For today’s show, we’re highlighting voices from Presidio to celebrate of the launch our newest broadcast frequency —KOJP 95.3 FM.
Diana Nguyen talks to Luis Armendariz, a 75-year-old Presidio resident who’s spent the majority of his life in West Texas. He was the former superintendent of Big Bend Ranch State Park and took over managing the Presidio Lumber Yard — the Armendariz family business — after he retired from Texas Parks and Wildlife.
They discuss his life and family history.
Later in the show, Diana Nguyen speaks to Ojinaga-based musician Molly Rodriguez.
She plays across West Texas with Mariachi Santa Cruz and The Resonators. (Her parents, John and Lucy Ferguson, are bandmates in both outfits.)
On top of playing gigs, she’s busy teaching band in Presidio and making her own music, sometimes collaborating with her younger brother FullyMaxxed.
Nguyen talks to Rodriguez talks about growing up in Presidio, what it’s like to split time between two countries, and her music.
Earlier this evening, a thunderstorm passed over Marfa Public Radio’s Gardendale transmitter site and knocked out our Permian Basin radio signal. We are currently working on restoring full radio service to the region.
State Rep. Brooks Landgraf will run for his fourth term in the Texas House of Representatives, where he says he “can serve most effectively and immediately as a strong, conservative voice for West Texas.”
Two usual political allies — Lt. Gov. Dan Patrick and the National Rifle Association — traded rhetorical blows Friday after Patrick continued to advocate for requiring background checks for stranger-to-stranger gun sales.

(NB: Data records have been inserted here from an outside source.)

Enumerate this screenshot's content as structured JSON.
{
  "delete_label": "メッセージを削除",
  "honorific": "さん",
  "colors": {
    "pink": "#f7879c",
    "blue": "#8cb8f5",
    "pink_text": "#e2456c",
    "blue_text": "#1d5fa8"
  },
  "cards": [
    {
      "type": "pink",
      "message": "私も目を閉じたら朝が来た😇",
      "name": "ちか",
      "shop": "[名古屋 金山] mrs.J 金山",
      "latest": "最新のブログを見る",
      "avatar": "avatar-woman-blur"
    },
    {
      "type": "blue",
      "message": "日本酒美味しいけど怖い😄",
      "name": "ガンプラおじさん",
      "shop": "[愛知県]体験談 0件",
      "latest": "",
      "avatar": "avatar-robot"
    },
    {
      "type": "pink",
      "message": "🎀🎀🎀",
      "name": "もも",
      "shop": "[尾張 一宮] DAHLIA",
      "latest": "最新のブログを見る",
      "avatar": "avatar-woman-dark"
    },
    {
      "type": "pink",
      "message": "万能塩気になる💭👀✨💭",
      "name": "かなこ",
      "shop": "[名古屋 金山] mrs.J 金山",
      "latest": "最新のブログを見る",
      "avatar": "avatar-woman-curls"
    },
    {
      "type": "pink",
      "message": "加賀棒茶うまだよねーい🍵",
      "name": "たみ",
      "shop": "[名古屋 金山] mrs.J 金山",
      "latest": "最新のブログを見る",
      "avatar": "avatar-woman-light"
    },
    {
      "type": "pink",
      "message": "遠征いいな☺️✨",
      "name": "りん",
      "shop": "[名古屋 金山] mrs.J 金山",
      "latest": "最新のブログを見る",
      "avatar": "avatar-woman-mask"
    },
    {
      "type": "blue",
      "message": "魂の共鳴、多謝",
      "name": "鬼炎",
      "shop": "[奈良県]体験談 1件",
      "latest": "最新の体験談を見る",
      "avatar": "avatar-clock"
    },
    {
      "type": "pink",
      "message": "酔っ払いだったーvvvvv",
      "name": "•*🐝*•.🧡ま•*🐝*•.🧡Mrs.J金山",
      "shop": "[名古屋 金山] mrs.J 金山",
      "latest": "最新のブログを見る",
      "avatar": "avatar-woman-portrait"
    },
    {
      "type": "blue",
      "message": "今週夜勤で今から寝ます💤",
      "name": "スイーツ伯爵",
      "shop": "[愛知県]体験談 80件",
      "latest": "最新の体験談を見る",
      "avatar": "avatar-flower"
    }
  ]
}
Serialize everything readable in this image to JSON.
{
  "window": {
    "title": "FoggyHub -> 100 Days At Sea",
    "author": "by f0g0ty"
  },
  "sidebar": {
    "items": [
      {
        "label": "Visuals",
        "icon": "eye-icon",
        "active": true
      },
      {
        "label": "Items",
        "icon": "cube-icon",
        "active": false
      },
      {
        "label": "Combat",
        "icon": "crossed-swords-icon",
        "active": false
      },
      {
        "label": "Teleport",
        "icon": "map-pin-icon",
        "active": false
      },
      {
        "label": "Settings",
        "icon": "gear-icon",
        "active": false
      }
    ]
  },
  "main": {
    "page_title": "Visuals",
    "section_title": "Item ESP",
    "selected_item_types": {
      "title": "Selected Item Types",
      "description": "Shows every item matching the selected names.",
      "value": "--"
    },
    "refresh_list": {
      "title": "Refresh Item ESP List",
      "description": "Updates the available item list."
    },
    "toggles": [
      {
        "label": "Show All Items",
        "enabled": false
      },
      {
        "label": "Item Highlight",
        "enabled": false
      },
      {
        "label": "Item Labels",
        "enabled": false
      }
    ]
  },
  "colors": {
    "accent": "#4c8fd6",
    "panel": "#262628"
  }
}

Calling his support for the background checks a “political gambit,” the National Rifle Association Institute for Legislative Action said in a statement that Patrick’s “‘proposals’ would resurrect the same broken, Bloomberg-funded failures that were attempted under the Obama administration.”